Following yesterday’s Tales of Tomorrow is like getting the slot after Spiderman at the dance contest. Making the comparison even worse for TZ, this is a really mediocre episode.
Boring Father Mark Cassidy is working obsessively to raise funds for a new children’s hospital. His boring assistant brings him some boring tea, but the coffee and cigarettes probably have him wired enough already. Coming out of the rectory (hee hee), he sees an old family truckster passing by. It disappears around the bend on a dirt road. He hears a crash and runs down the road. At the bottom of a hill, he sees the car in flames. When his assistant arrives, she thinks he’s gone around the bend because she sees nothing.
As Cassidy is updating the fund-raising graph, Monsignor Perot  drops by. He says, “I remember when that children’s wing was just a dream.” That’s nothing, I remember 2 minutes ago when it was a whole hospital.
These are literally the most boring characters I have seen this year. Both are soft spoken old white men. The Monsignor is a geezer who, at least, is puffing on a meerschaum to give him a little character.  Cassidy is just a tall, blonde, angular non-entity. Both speak somberly and slowly as if to add some gravitas to the scene. The new announcer ain’t working for me either, but that can come later.

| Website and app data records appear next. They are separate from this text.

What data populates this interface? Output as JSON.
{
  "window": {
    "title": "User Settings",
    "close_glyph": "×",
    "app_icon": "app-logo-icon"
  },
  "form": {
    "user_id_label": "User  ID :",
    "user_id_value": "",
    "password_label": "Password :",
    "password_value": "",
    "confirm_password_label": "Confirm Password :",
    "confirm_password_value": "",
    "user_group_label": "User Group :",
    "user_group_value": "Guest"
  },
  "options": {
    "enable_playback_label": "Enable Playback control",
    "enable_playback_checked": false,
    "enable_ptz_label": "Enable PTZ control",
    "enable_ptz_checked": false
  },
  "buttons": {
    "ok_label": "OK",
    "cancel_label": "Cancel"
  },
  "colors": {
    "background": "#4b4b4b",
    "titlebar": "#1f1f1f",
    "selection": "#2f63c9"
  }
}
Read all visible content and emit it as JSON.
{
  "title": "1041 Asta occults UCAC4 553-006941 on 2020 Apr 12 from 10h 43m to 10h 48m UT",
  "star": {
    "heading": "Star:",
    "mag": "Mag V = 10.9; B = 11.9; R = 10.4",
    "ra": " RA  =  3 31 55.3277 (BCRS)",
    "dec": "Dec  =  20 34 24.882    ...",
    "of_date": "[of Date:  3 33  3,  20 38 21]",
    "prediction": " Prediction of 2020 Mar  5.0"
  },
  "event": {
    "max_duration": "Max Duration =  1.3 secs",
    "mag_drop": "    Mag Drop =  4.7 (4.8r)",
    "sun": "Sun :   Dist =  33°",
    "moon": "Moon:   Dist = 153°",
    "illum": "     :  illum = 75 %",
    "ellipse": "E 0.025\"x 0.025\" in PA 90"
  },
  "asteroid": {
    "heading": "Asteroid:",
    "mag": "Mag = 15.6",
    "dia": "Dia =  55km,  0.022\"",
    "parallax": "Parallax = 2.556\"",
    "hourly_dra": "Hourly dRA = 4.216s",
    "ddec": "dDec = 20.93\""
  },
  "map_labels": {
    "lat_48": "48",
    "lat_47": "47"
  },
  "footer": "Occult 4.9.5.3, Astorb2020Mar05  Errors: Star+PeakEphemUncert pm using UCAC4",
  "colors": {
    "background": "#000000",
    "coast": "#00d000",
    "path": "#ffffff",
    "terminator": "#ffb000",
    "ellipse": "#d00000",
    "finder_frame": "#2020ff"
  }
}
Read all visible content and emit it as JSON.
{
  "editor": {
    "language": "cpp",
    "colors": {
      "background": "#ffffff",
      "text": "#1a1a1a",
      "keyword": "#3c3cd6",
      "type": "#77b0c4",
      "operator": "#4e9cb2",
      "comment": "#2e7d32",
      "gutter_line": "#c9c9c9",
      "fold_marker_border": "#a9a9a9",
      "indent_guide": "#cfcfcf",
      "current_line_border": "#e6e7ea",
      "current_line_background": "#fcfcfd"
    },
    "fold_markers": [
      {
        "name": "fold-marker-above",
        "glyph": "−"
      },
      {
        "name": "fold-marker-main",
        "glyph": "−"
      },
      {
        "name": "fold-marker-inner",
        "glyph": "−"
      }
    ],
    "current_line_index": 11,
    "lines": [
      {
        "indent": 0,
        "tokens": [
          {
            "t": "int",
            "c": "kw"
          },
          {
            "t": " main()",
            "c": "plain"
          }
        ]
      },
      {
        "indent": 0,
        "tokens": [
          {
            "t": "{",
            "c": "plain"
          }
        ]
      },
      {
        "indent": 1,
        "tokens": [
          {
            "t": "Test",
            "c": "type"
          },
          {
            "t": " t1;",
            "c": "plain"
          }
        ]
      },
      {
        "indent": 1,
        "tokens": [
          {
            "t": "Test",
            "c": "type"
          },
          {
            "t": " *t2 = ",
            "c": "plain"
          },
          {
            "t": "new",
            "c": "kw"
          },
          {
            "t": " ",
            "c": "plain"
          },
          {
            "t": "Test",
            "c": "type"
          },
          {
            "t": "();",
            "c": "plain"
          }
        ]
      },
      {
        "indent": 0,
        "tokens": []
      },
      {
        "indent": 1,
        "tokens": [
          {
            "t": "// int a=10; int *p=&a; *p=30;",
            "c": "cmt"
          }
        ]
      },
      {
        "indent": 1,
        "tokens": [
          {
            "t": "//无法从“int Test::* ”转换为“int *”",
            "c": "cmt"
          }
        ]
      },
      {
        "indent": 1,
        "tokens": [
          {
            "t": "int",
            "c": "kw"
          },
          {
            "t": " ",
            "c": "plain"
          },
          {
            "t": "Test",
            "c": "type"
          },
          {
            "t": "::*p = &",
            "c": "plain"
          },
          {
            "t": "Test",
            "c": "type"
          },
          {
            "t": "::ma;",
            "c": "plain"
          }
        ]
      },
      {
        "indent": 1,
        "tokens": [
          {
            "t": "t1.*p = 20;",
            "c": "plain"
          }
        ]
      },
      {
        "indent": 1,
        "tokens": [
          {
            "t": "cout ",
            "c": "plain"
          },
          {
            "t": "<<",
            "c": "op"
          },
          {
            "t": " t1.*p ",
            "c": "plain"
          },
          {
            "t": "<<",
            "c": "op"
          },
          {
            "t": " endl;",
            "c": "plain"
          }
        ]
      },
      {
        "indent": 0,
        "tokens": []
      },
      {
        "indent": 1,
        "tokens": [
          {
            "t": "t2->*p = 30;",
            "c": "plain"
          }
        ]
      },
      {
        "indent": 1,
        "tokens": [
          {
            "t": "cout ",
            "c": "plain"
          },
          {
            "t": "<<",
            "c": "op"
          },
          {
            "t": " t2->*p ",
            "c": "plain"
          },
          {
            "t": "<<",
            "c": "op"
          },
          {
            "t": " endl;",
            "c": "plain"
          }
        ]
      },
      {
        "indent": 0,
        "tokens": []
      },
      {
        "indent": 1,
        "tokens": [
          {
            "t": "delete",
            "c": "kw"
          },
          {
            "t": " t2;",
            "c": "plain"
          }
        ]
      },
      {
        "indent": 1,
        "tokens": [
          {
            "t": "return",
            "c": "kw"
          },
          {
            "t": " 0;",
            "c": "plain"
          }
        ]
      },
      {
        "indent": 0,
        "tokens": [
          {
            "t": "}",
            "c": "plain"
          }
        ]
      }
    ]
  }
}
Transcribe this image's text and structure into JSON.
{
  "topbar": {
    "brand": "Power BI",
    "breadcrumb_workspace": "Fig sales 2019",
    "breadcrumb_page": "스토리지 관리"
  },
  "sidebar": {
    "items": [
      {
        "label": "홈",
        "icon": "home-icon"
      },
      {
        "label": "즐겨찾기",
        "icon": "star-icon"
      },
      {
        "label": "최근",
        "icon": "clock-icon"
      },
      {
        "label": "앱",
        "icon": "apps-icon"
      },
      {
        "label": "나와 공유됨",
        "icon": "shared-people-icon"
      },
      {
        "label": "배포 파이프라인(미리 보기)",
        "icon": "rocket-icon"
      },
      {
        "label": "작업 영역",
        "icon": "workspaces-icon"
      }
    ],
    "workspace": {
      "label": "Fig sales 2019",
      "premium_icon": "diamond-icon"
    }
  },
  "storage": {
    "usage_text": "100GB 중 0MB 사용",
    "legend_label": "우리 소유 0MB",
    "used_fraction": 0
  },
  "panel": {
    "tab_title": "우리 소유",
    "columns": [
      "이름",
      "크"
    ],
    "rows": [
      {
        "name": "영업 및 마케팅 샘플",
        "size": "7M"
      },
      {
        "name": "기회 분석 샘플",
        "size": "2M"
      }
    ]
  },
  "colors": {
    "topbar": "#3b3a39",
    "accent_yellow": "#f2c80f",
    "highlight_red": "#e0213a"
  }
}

During a class about Father Damien and the lepers, he spots the family truckster through the window. He runs outside, and after the car. It again goes around the bend just out of budget range, and he hears the sound of a crash. His mob of students chase him down like they just found out he believes in the 1st amendment. He looks down the hill and sees the car on fire again — this time with a woman he recognizes inside. Again the kids see nothing.
That night, staring at a fire — a real one, in a fireplace — Cassidy looks through some pictures. He and the woman are in the same car, surrounded by kids. It is never made clear what their relationship is. At first, I though it was his family, but the kids are never mentioned. Maybe they were camp counselors. They are wearing camp tee-shirts and Cassidy has a whistle among his keepsakes; there is a lanyard, but that is inconclusive as there is no clipboard.
The next day, the Monsignor announces that after Cassidy’s years of hard work raising $2 million, the children’s wing can be built. Not only that, it will be named after Father Mark. He takes this news very somberly. Later the Monsignor tells him to take some time off, but he is worried about the clothing drive, the pageant, the operating costs. He is clearly driven, but it is the dullest drive I have ever seen. Worse than Alligator Alley.
Cassidy spills his guts in the confessional. He describes the actual accident from his youth when he looked exactly as he does now. He was able to hear the girl call him for help as she burned alive. He asks why he was thrown from the car and not her. He asks if all his works have not atoned for his cowardice at not fighting the flames to rescue her. He begs forgiveness at leaving her to die while he lawyered up with the family fixers, and wearing a fake neck-brace to her funeral in a laughably transparent ploy for sympathy. No, wait, that was Ted Kennedy.
The confessional is a great made-for-TV location for exposition. However, isn’t there supposed to be someone listening? I’m not up on the rules, but isn’t that the point? Isn’t the priest supposed to absolve you of your sins? Cassidy spends a couple of minutes talking to the screen partition — there is no one on the other side. I guess you could argue that he was talking to God, but that could be done anywhere.
He later sees the car outside again. This time, he gets into the car beside the woman and they drive around the bend. The screen goes black and we hear the same crash again. If this episode were not so deadly dull and dreary, I would have thought they were going for a joke. Actually, it is a pretty good joke, though unintentional.
However, the real joke is on the viewer as the episode continues at the funeral of Father Cassidy. As his casket passes by, the woman who had appeared burning in the car places a rose on it. She watches it be loaded into the hearse, then walks away. That’s it. Seriously, that’s it.
The script was nonsensical on a Hitchhikerian level. As a full stand-alone 30 minute episode, there was no excuse for this. Was the original crash his fault? Who was the woman? What was their relationship? Why was he confessing to an empty chair? How did he die?  How was the dead woman able to attend his funeral? She left a rose — does she forgive him? Shouldn’t she have faded away as she walked down the road? Or maybe at the end, they could have both driven safely around the bend? My only explanation is that the pace is so lethargic that scenes had to be cut for time.
The performances were so flat as to be tiresome. This includes the new announcer. I had hoped the person following the avuncular Charles Aidman would have a little more menace in his voice. Unfortunately, it sounds like they just went for a younger Aidman.
-  Also boring.
-  OK, it’s just a boring regular pipe.
-  When he got into the ghost car and rode away, his assistant should have seen him hovering down the road in a sitting position. To be fair, I’m willing to accept that anything in the car moved to a different dimension.
- Title Analysis: No idea what they were going for. Yeah, Cassidy crossed over at the end, but I don’t think that’s it. The car accident was not at a railroad crossing.